Copper is the worst performer among the industrial metals this year. Since the start of the year, we’ve kept saying that there is no reason to go long on copper. This month, copper is near its lowest levels in 4 years. Some would argue that copper is near a support zone, but supports are there to be broken. Furthermore, we don’t see strong trading volume supporting prices during these past few weeks and this means that selling might again overcome the buying pressure, causing prices to fall more.
Fundamentals don’t seem to differ from the price action. The copper market seems to be shifting into a supply surplus, or at least there is not a significant deficit foreseen. LME inventories remain at their lowest levels, but we shouldn’t pay attention to this since inventories have been falling with prices since their peak in mid-2013.
Moreover, a rising dollar keeps putting pressure on commodities. These, like copper, are holding at their lowest levels in 4 years. Since copper lacks strong fundamentals, we wouldn’t expect copper to make significant moves upward while commodity prices remain low.
What This Means For Metal Buyers
Copper prices remain in a downtrend.
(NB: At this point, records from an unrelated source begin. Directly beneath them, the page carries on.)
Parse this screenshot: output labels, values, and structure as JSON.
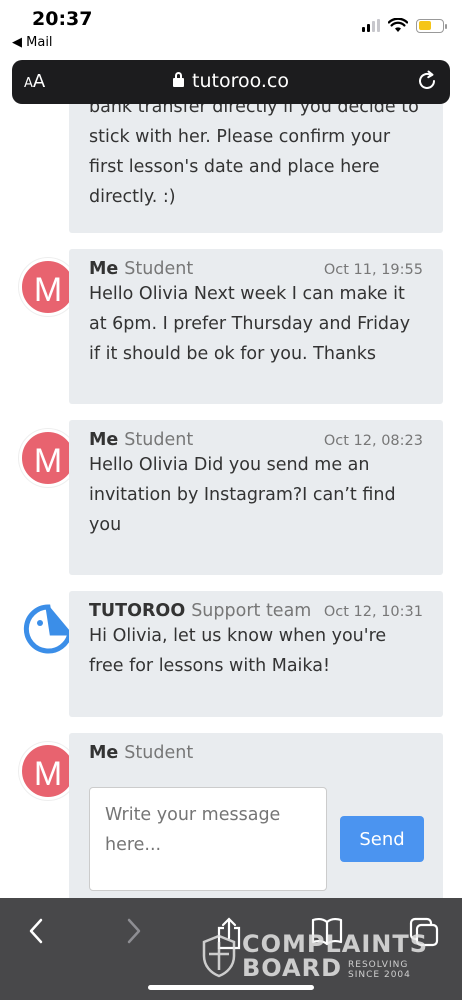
{
  "status_bar": {
    "time": "20:37",
    "back_app": "◀ Mail"
  },
  "url_bar": {
    "aa_small": "A",
    "aa_big": "A",
    "domain": "tutoroo.co"
  },
  "messages": [
    {
      "text": "bank transfer directly if you decide to stick with her. Please confirm your first lesson's date and place here directly. :)"
    },
    {
      "name": "Me",
      "role": "Student",
      "date": "Oct 11, 19:55",
      "avatar": "M",
      "text": "Hello Olivia Next week I can make it at 6pm. I prefer Thursday and Friday if it should be ok for you. Thanks"
    },
    {
      "name": "Me",
      "role": "Student",
      "date": "Oct 12, 08:23",
      "avatar": "M",
      "text": "Hello Olivia Did you send me an invitation by Instagram?I can’t find you"
    },
    {
      "name": "TUTOROO",
      "role": "Support team",
      "date": "Oct 12, 10:31",
      "text": "Hi Olivia, let us know when you're free for lessons with Maika!"
    }
  ],
  "compose": {
    "name": "Me",
    "role": "Student",
    "avatar": "M",
    "placeholder": "Write your message here...",
    "send_label": "Send"
  },
  "watermark": {
    "line1": "COMPLAINTS",
    "line2": "BOARD",
    "tag1": "RESOLVING",
    "tag2": "SINCE 2004"
  },
  "colors": {
    "accent": "#4b94f0",
    "avatar": "#e8636f",
    "bubble": "#e9ecef",
    "toolbar": "#48484a"
  }
}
Taking long-term positions in a falling market is rarely a good idea. Some might argue that prices will stabilize at this level, but prices could certainly fall further as they’ve been doing since 2011. At this point, following the trend down is the best approach to take.
This Month’s Complete Prices
The price of US copper producer grade 110 grew 1.6% to finish at $3.77 per pound. The price of US copper producer grade 102 saw its value rise 1.5% to $3.96 per pound. Finishing at $6,835 per metric ton the primary copper cash price saw a 1.5% shift lower on the LME for the month. The copper 3-month price rose 1.2% on the LME to settle at $6,765 per metric ton. After a 0.9% increase, the cash price of primary Japanese copper finished the month at $7,173 per metric ton.
The cash price of Chinese copper ended the month at $8,024 per metric ton, down from $8,024.
At a price of $9.02 per kilogram, Korean copper strip did not budge the entire month. The price of Chinese copper wire held steady around $8,205 per metric ton last month. Prices for Chinese bright copper scrap remained constant this past month, holding at around $7,213 per metric ton.
The Copper MMI® collects and weights 12 global copper metal price points to provide a unique view into copper price trends over a 30-day period. For more information on the Copper MMI®, how it’s calculated or how your company can use the index, please drop us a note at: info (at) agmetalminer (dot) com.